- **DATASET ENTRIES**
===

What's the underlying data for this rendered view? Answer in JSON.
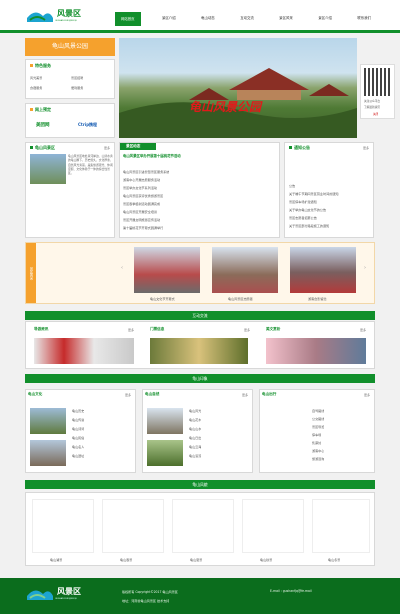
{
  "header": {
    "logo_text": "风景区",
    "logo_sub": "GUSHAN FENGJINGQU"
  },
  "nav": [
    "网站首页",
    "景区介绍",
    "龟山动态",
    "互动交流",
    "景区风采",
    "景区介绍",
    "联系我们"
  ],
  "sidebar": {
    "banner_text": "龟山风景公园",
    "service_title": "特色服务",
    "services": [
      "风光美景",
      "景区招聘",
      "食宿服务",
      "便利服务"
    ],
    "partner_title": "网上预定",
    "partners": [
      "美团网",
      "Ctrip携程"
    ]
  },
  "hero": {
    "overlay_text": "龟山风景公园"
  },
  "qr": {
    "caption1": "关注公众平台",
    "caption2": "了解最新资讯",
    "more": "关闭"
  },
  "intro": {
    "title": "龟山风景区",
    "more": "更多",
    "body": "龟山风景区地处黄河岸边、山清水秀的龟山脚下，历史悠久，文化厚重，自然风光秀丽，是集旅游观光、休闲度假、文化体验于一体的综合性景区。"
  },
  "news": {
    "title": "景区动态",
    "headline": "龟山风景区举办开展第十届桃花节活动",
    "items": [
      "龟山风景区引进智慧景区服务系统",
      "游客中心开展志愿服务活动",
      "景区举办文化节系列活动",
      "龟山风景区获评优秀旅游景区",
      "景区春季植树活动圆满完成",
      "龟山风景区开展安全培训",
      "景区开展文明旅游宣传活动",
      "第十届桃花节开幕式圆满举行"
    ]
  },
  "notice": {
    "title": "通知公告",
    "more": "更多",
    "items": [
      "公告",
      "关于端午节期间景区营业时间的通知",
      "景区停车场扩建通知",
      "关于举办龟山文化节的公告",
      "景区志愿者招募公告",
      "关于景区部分路段施工的通知"
    ]
  },
  "activity": {
    "title": "景区风采",
    "captions": [
      "龟山文化节开幕式",
      "龟山风景区志愿者",
      "游客合影留念"
    ]
  },
  "interact": {
    "title": "互动交流",
    "cols": [
      {
        "title": "导游资讯",
        "more": "更多"
      },
      {
        "title": "门票信息",
        "more": "更多"
      },
      {
        "title": "美文赏析",
        "more": "更多"
      }
    ]
  },
  "scenery_title": "龟山印象",
  "culture": {
    "title": "龟山文化",
    "more": "更多",
    "items": [
      "龟山历史",
      "龟山传说",
      "龟山诗词",
      "龟山民俗",
      "龟山名人",
      "龟山遗址"
    ]
  },
  "nature": {
    "title": "龟山自然",
    "more": "更多",
    "items": [
      "龟山风光",
      "龟山花木",
      "龟山山水",
      "龟山日出",
      "龟山云海",
      "龟山溪流"
    ]
  },
  "travel": {
    "title": "龟山出行",
    "more": "更多",
    "items": [
      "自驾路线",
      "公交路线",
      "景区导览",
      "停车场",
      "售票处",
      "游客中心",
      "旅游咨询"
    ]
  },
  "gallery": {
    "title": "龟山风貌",
    "captions": [
      "龟山湖景",
      "龟山春景",
      "龟山夏景",
      "龟山秋景",
      "龟山冬景"
    ]
  },
  "footer": {
    "copyright": "版权所有 Copyright©2017 龟山风景区",
    "contact": "E-mail : gushanfjq@fe.mail",
    "address": "地址：河南省龟山风景区 技术支持"
  }
}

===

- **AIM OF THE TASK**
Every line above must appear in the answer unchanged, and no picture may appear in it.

- **ANSWER TO THE EXERCISE**
What's the underlying data for this rendered view? Answer in JSON.
{
  "header": {
    "logo_text": "风景区",
    "logo_sub": "GUSHAN FENGJINGQU"
  },
  "nav": [
    "网站首页",
    "景区介绍",
    "龟山动态",
    "互动交流",
    "景区风采",
    "景区介绍",
    "联系我们"
  ],
  "sidebar": {
    "banner_text": "龟山风景公园",
    "service_title": "特色服务",
    "services": [
      "风光美景",
      "景区招聘",
      "食宿服务",
      "便利服务"
    ],
    "partner_title": "网上预定",
    "partners": [
      "美团网",
      "Ctrip携程"
    ]
  },
  "hero": {
    "overlay_text": "龟山风景公园"
  },
  "qr": {
    "caption1": "关注公众平台",
    "caption2": "了解最新资讯",
    "more": "关闭"
  },
  "intro": {
    "title": "龟山风景区",
    "more": "更多",
    "body": "龟山风景区地处黄河岸边、山清水秀的龟山脚下，历史悠久，文化厚重，自然风光秀丽，是集旅游观光、休闲度假、文化体验于一体的综合性景区。"
  },
  "news": {
    "title": "景区动态",
    "headline": "龟山风景区举办开展第十届桃花节活动",
    "items": [
      "龟山风景区引进智慧景区服务系统",
      "游客中心开展志愿服务活动",
      "景区举办文化节系列活动",
      "龟山风景区获评优秀旅游景区",
      "景区春季植树活动圆满完成",
      "龟山风景区开展安全培训",
      "景区开展文明旅游宣传活动",
      "第十届桃花节开幕式圆满举行"
    ]
  },
  "notice": {
    "title": "通知公告",
    "more": "更多",
    "items": [
      "公告",
      "关于端午节期间景区营业时间的通知",
      "景区停车场扩建通知",
      "关于举办龟山文化节的公告",
      "景区志愿者招募公告",
      "关于景区部分路段施工的通知"
    ]
  },
  "activity": {
    "title": "景区风采",
    "captions": [
      "龟山文化节开幕式",
      "龟山风景区志愿者",
      "游客合影留念"
    ]
  },
  "interact": {
    "title": "互动交流",
    "cols": [
      {
        "title": "导游资讯",
        "more": "更多"
      },
      {
        "title": "门票信息",
        "more": "更多"
      },
      {
        "title": "美文赏析",
        "more": "更多"
      }
    ]
  },
  "scenery_title": "龟山印象",
  "culture": {
    "title": "龟山文化",
    "more": "更多",
    "items": [
      "龟山历史",
      "龟山传说",
      "龟山诗词",
      "龟山民俗",
      "龟山名人",
      "龟山遗址"
    ]
  },
  "nature": {
    "title": "龟山自然",
    "more": "更多",
    "items": [
      "龟山风光",
      "龟山花木",
      "龟山山水",
      "龟山日出",
      "龟山云海",
      "龟山溪流"
    ]
  },
  "travel": {
    "title": "龟山出行",
    "more": "更多",
    "items": [
      "自驾路线",
      "公交路线",
      "景区导览",
      "停车场",
      "售票处",
      "游客中心",
      "旅游咨询"
    ]
  },
  "gallery": {
    "title": "龟山风貌",
    "captions": [
      "龟山湖景",
      "龟山春景",
      "龟山夏景",
      "龟山秋景",
      "龟山冬景"
    ]
  },
  "footer": {
    "copyright": "版权所有 Copyright©2017 龟山风景区",
    "contact": "E-mail : gushanfjq@fe.mail",
    "address": "地址：河南省龟山风景区 技术支持"
  }
}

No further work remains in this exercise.